▶ **Work instructions**: Provide the entries once more, identical in every word.
Dataset extract START
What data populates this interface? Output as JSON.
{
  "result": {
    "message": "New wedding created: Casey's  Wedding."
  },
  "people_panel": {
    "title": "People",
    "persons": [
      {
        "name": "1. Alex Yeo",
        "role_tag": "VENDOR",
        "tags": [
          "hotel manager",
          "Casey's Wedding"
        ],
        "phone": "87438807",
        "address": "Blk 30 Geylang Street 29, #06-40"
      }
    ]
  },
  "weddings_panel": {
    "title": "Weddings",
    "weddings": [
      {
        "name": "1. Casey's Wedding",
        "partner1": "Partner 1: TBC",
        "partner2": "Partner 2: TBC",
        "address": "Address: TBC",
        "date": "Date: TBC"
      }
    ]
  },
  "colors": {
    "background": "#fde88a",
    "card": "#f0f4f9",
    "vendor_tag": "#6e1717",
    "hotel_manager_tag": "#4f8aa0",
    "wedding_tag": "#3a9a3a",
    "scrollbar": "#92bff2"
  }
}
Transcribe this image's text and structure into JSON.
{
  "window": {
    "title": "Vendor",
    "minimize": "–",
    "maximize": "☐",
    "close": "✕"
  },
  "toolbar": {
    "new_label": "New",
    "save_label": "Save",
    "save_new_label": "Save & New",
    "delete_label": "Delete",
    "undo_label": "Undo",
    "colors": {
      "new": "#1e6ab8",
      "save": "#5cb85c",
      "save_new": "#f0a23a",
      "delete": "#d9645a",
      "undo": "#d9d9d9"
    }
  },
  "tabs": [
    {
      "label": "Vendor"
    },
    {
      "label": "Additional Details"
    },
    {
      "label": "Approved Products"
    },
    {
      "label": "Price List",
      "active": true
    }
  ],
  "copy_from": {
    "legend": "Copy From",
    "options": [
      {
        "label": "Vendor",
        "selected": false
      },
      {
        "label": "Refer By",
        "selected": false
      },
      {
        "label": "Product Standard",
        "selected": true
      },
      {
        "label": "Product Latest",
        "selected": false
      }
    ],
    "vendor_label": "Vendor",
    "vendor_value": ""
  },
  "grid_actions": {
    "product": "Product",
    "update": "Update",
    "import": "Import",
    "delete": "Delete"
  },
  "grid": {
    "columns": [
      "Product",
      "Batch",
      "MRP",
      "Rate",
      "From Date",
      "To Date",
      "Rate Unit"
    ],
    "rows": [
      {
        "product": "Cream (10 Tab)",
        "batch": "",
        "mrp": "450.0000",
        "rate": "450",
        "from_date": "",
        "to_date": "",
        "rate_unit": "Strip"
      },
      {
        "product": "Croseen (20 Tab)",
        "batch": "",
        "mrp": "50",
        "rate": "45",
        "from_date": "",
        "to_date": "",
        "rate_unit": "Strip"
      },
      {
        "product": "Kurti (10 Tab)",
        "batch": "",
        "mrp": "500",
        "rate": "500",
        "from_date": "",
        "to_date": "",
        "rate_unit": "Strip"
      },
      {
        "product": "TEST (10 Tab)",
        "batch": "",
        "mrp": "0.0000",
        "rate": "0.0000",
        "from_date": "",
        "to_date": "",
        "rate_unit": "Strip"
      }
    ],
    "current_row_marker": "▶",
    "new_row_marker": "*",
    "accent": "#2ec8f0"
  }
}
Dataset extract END
▶ **Solution below**:
What data populates this interface? Output as JSON.
{
  "result": {
    "message": "New wedding created: Casey's  Wedding."
  },
  "people_panel": {
    "title": "People",
    "persons": [
      {
        "name": "1. Alex Yeo",
        "role_tag": "VENDOR",
        "tags": [
          "hotel manager",
          "Casey's Wedding"
        ],
        "phone": "87438807",
        "address": "Blk 30 Geylang Street 29, #06-40"
      }
    ]
  },
  "weddings_panel": {
    "title": "Weddings",
    "weddings": [
      {
        "name": "1. Casey's Wedding",
        "partner1": "Partner 1: TBC",
        "partner2": "Partner 2: TBC",
        "address": "Address: TBC",
        "date": "Date: TBC"
      }
    ]
  },
  "colors": {
    "background": "#fde88a",
    "card": "#f0f4f9",
    "vendor_tag": "#6e1717",
    "hotel_manager_tag": "#4f8aa0",
    "wedding_tag": "#3a9a3a",
    "scrollbar": "#92bff2"
  }
}
Transcribe this image's text and structure into JSON.
{
  "window": {
    "title": "Vendor",
    "minimize": "–",
    "maximize": "☐",
    "close": "✕"
  },
  "toolbar": {
    "new_label": "New",
    "save_label": "Save",
    "save_new_label": "Save & New",
    "delete_label": "Delete",
    "undo_label": "Undo",
    "colors": {
      "new": "#1e6ab8",
      "save": "#5cb85c",
      "save_new": "#f0a23a",
      "delete": "#d9645a",
      "undo": "#d9d9d9"
    }
  },
  "tabs": [
    {
      "label": "Vendor"
    },
    {
      "label": "Additional Details"
    },
    {
      "label": "Approved Products"
    },
    {
      "label": "Price List",
      "active": true
    }
  ],
  "copy_from": {
    "legend": "Copy From",
    "options": [
      {
        "label": "Vendor",
        "selected": false
      },
      {
        "label": "Refer By",
        "selected": false
      },
      {
        "label": "Product Standard",
        "selected": true
      },
      {
        "label": "Product Latest",
        "selected": false
      }
    ],
    "vendor_label": "Vendor",
    "vendor_value": ""
  },
  "grid_actions": {
    "product": "Product",
    "update": "Update",
    "import": "Import",
    "delete": "Delete"
  },
  "grid": {
    "columns": [
      "Product",
      "Batch",
      "MRP",
      "Rate",
      "From Date",
      "To Date",
      "Rate Unit"
    ],
    "rows": [
      {
        "product": "Cream (10 Tab)",
        "batch": "",
        "mrp": "450.0000",
        "rate": "450",
        "from_date": "",
        "to_date": "",
        "rate_unit": "Strip"
      },
      {
        "product": "Croseen (20 Tab)",
        "batch": "",
        "mrp": "50",
        "rate": "45",
        "from_date": "",
        "to_date": "",
        "rate_unit": "Strip"
      },
      {
        "product": "Kurti (10 Tab)",
        "batch": "",
        "mrp": "500",
        "rate": "500",
        "from_date": "",
        "to_date": "",
        "rate_unit": "Strip"
      },
      {
        "product": "TEST (10 Tab)",
        "batch": "",
        "mrp": "0.0000",
        "rate": "0.0000",
        "from_date": "",
        "to_date": "",
        "rate_unit": "Strip"
      }
    ],
    "current_row_marker": "▶",
    "new_row_marker": "*",
    "accent": "#2ec8f0"
  }
}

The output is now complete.